[[ Excerpted records, beginning ]]
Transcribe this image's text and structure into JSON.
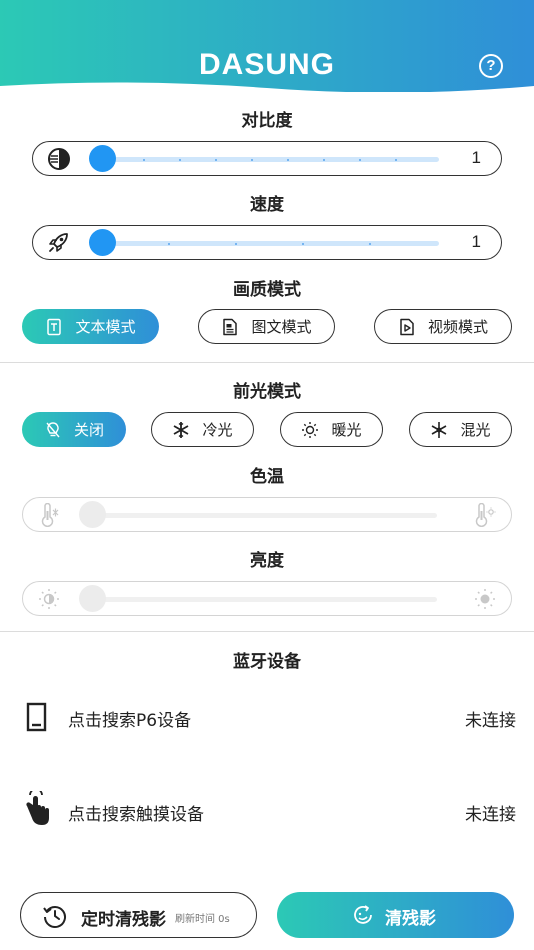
{
  "header": {
    "brand": "DASUNG",
    "help_symbol": "?"
  },
  "contrast": {
    "title": "对比度",
    "value": 1,
    "max": 9,
    "display_value": "1",
    "icon": "contrast-icon"
  },
  "speed": {
    "title": "速度",
    "value": 1,
    "max": 6,
    "display_value": "1",
    "icon": "rocket-icon"
  },
  "quality": {
    "title": "画质模式",
    "modes": [
      {
        "label": "文本模式",
        "icon": "text-doc-icon",
        "active": true
      },
      {
        "label": "图文模式",
        "icon": "image-text-icon",
        "active": false
      },
      {
        "label": "视频模式",
        "icon": "video-icon",
        "active": false
      }
    ]
  },
  "frontlight": {
    "title": "前光模式",
    "modes": [
      {
        "label": "关闭",
        "icon": "light-off-icon",
        "active": true
      },
      {
        "label": "冷光",
        "icon": "snowflake-icon",
        "active": false
      },
      {
        "label": "暖光",
        "icon": "sun-icon",
        "active": false
      },
      {
        "label": "混光",
        "icon": "mixed-light-icon",
        "active": false
      }
    ]
  },
  "color_temp": {
    "title": "色温",
    "value": 0,
    "enabled": false,
    "left_icon": "thermometer-cold-icon",
    "right_icon": "thermometer-warm-icon"
  },
  "brightness": {
    "title": "亮度",
    "value": 0,
    "enabled": false,
    "left_icon": "dim-sun-icon",
    "right_icon": "bright-sun-icon"
  },
  "bluetooth": {
    "title": "蓝牙设备",
    "devices": [
      {
        "label": "点击搜索P6设备",
        "status": "未连接",
        "icon": "monitor-device-icon"
      },
      {
        "label": "点击搜索触摸设备",
        "status": "未连接",
        "icon": "touch-hand-icon"
      }
    ]
  },
  "bottom": {
    "timer_label": "定时清残影",
    "timer_sub": "刷新时间 0s",
    "clear_label": "清残影"
  },
  "colors": {
    "accent_start": "#2cc9b5",
    "accent_end": "#2f8fd8",
    "slider_blue": "#2196f3"
  }
}
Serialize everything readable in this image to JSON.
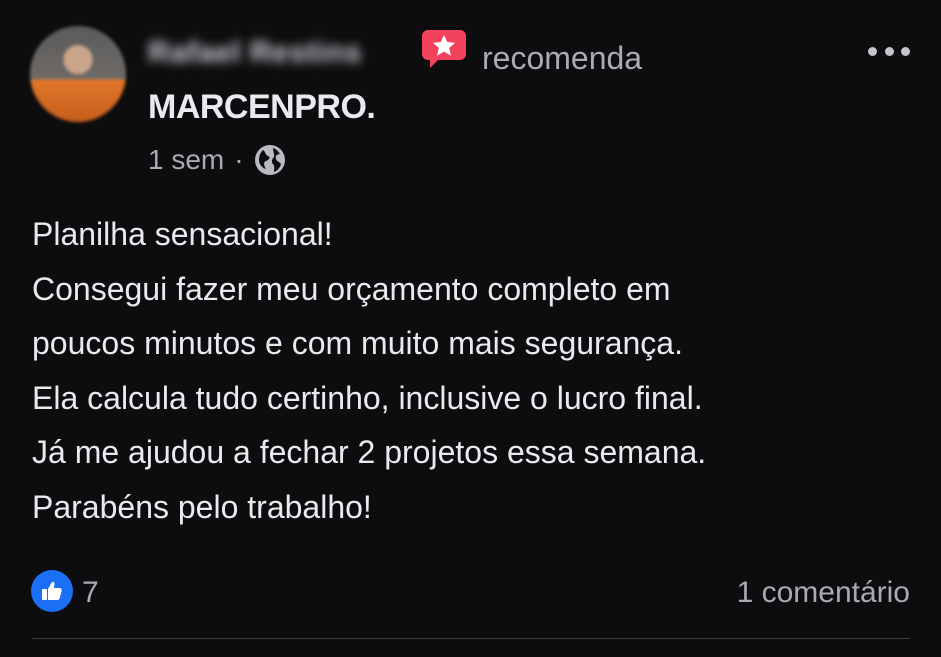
{
  "post": {
    "author_name": "Rafael Restins",
    "action_text": "recomenda",
    "page_name": "MARCENPRO.",
    "time_ago": "1 sem",
    "separator": "·",
    "privacy_icon": "globe-icon",
    "body_lines": [
      "Planilha sensacional!",
      "Consegui fazer meu orçamento completo em",
      "poucos minutos e com muito mais segurança.",
      "Ela calcula tudo certinho, inclusive o lucro final.",
      "Já me ajudou a fechar 2 projetos essa semana.",
      "Parabéns pelo trabalho!"
    ]
  },
  "reactions": {
    "icon": "like-icon",
    "count": "7",
    "comments_label": "1 comentário"
  },
  "colors": {
    "background": "#0d0d0f",
    "recommend_badge": "#f2425c",
    "like_blue": "#1b6ff5"
  }
}
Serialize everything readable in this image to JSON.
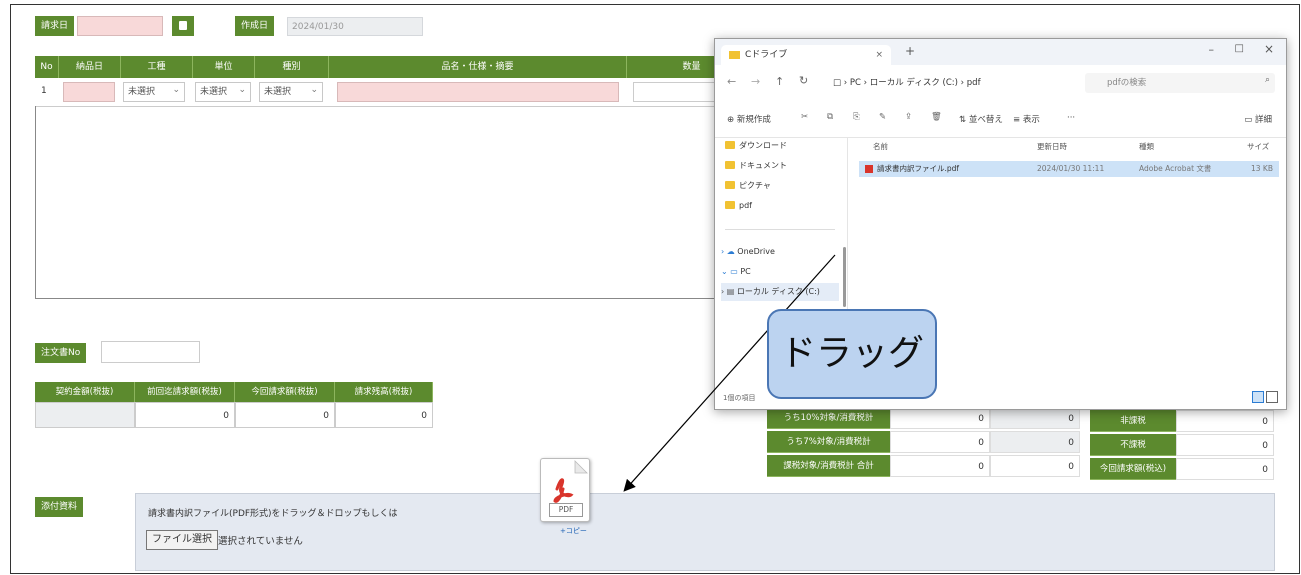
{
  "header": {
    "invoice_date_label": "請求日",
    "issue_date_label": "作成日",
    "issue_date_value": "2024/01/30"
  },
  "table": {
    "columns": [
      "No",
      "納品日",
      "工種",
      "単位",
      "種別",
      "品名・仕様・摘要",
      "数量"
    ],
    "row": {
      "no": "1",
      "koshu": "未選択",
      "tani": "未選択",
      "shubetsu": "未選択"
    }
  },
  "order_no_label": "注文書No",
  "summary": {
    "headers": [
      "契約金額(税抜)",
      "前回迄請求額(税抜)",
      "今回請求額(税抜)",
      "請求残高(税抜)"
    ],
    "values": [
      "",
      "0",
      "0",
      "0"
    ]
  },
  "tax": {
    "rows": [
      {
        "label": "うち10%対象/消費税計",
        "v1": "0",
        "v2": "0"
      },
      {
        "label": "うち7%対象/消費税計",
        "v1": "0",
        "v2": "0"
      },
      {
        "label": "課税対象/消費税計 合計",
        "v1": "0",
        "v2": "0"
      }
    ],
    "right": [
      {
        "label": "非課税",
        "value": "0"
      },
      {
        "label": "不課税",
        "value": "0"
      },
      {
        "label": "今回請求額(税込)",
        "value": "0"
      }
    ]
  },
  "attachment": {
    "label": "添付資料",
    "instruction": "請求書内訳ファイル(PDF形式)をドラッグ＆ドロップもしくは",
    "file_button": "ファイル選択",
    "no_file": "選択されていません"
  },
  "explorer": {
    "tab_title": "Cドライブ",
    "breadcrumb": [
      "PC",
      "ローカル ディスク (C:)",
      "pdf"
    ],
    "search_placeholder": "pdfの検索",
    "toolbar": [
      "新規作成",
      "並べ替え",
      "表示",
      "詳細"
    ],
    "tree": [
      "ダウンロード",
      "ドキュメント",
      "ピクチャ",
      "pdf",
      "OneDrive",
      "PC",
      "ローカル ディスク (C:)"
    ],
    "columns": [
      "名前",
      "更新日時",
      "種類",
      "サイズ"
    ],
    "file": {
      "name": "請求書内訳ファイル.pdf",
      "date": "2024/01/30 11:11",
      "type": "Adobe Acrobat 文書",
      "size": "13 KB"
    },
    "status": "1個の項目"
  },
  "callout": "ドラッグ",
  "pdf_icon_label": "PDF",
  "copy_label": "+コピー",
  "colors": {
    "green": "#5c8a2e",
    "pink": "#f8d9d9",
    "callout_bg": "#bcd3f0",
    "callout_border": "#4a76b4",
    "pdf_red": "#d9342b"
  }
}
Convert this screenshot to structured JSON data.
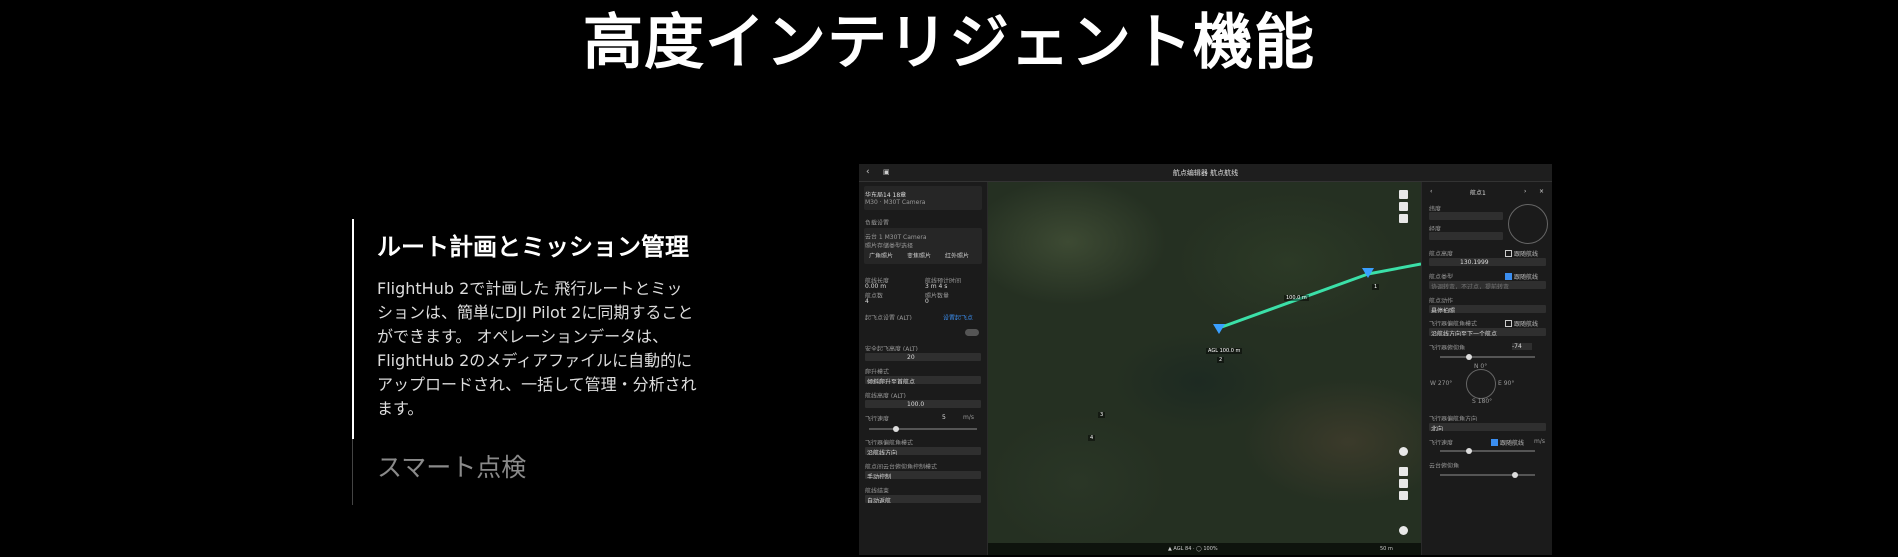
{
  "page": {
    "title": "高度インテリジェント機能"
  },
  "features": [
    {
      "heading": "ルート計画とミッション管理",
      "body": "FlightHub 2で計画した\n飛行ルートとミッションは、簡単にDJI Pilot 2に同期することができます。\nオペレーションデータは、FlightHub 2のメディアファイルに自動的にアップロードされ、一括して管理・分析されます。",
      "active": true
    },
    {
      "heading": "スマート点検",
      "active": false
    }
  ],
  "app": {
    "title": "航点编辑器 航点航线",
    "left_panel": {
      "route_name": "华东局14 18章",
      "device": "M30 · M30T Camera",
      "camera_section": "负载设置",
      "camera_name": "云台 1 M30T Camera",
      "photo_label": "照片存储类型选择",
      "photo_types": [
        "广角照片",
        "变焦照片",
        "红外照片"
      ],
      "stats": [
        {
          "label": "航线长度",
          "value": "0.00 m"
        },
        {
          "label": "航线预计时间",
          "value": "3 m 4 s"
        },
        {
          "label": "航点数",
          "value": "4"
        },
        {
          "label": "照片数量",
          "value": "0"
        }
      ],
      "takeoff_label": "起飞点设置 (ALT)",
      "takeoff_action": "设置起飞点",
      "safe_alt_label": "安全起飞高度 (ALT)",
      "safe_alt_value": "20",
      "climb_label": "爬升模式",
      "climb_value": "倾斜爬升至首航点",
      "route_alt_label": "航线高度 (ALT)",
      "route_alt_value": "100.0",
      "speed_label": "飞行速度",
      "speed_value": "5",
      "speed_unit": "m/s",
      "heading_label": "飞行器偏航角模式",
      "heading_value": "沿航线方向",
      "gimbal_label": "航点间云台俯仰角控制模式",
      "gimbal_value": "手动控制",
      "finish_label": "航线结束",
      "finish_value": "自动返航"
    },
    "map": {
      "wp_label_1": "AGL 100.0 m",
      "wp_label_2": "100.0 m",
      "waypoints": [
        "1",
        "2",
        "3",
        "4"
      ],
      "status_text": "▲ AGL 84 · ◯ 100%",
      "scale": "50 m"
    },
    "right_panel": {
      "header": "航点1",
      "lat_label": "纬度",
      "lon_label": "经度",
      "alt_label": "航点高度",
      "alt_value": "130.1999",
      "follow_label": "跟随航线",
      "type_label": "航点类型",
      "type_value": "协调转弯，不过点，提前转弯",
      "action_label": "航点动作",
      "action_value": "悬停拍照",
      "yaw_label": "飞行器偏航角模式",
      "yaw_value": "沿航线方向至下一个航点",
      "pitch_label": "飞行器俯仰角",
      "pitch_value": "-74",
      "heading_deg_n": "N 0°",
      "heading_deg_w": "W 270°",
      "heading_deg_e": "E 90°",
      "heading_deg_s": "S 180°",
      "mode_label": "飞行器偏航角方向",
      "mode_value": "北向",
      "speed_label": "飞行速度",
      "speed_follow": "跟随航线",
      "speed_unit": "m/s",
      "gimbal_label": "云台俯仰角"
    }
  }
}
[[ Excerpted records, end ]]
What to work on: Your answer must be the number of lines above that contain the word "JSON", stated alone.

Response below: 4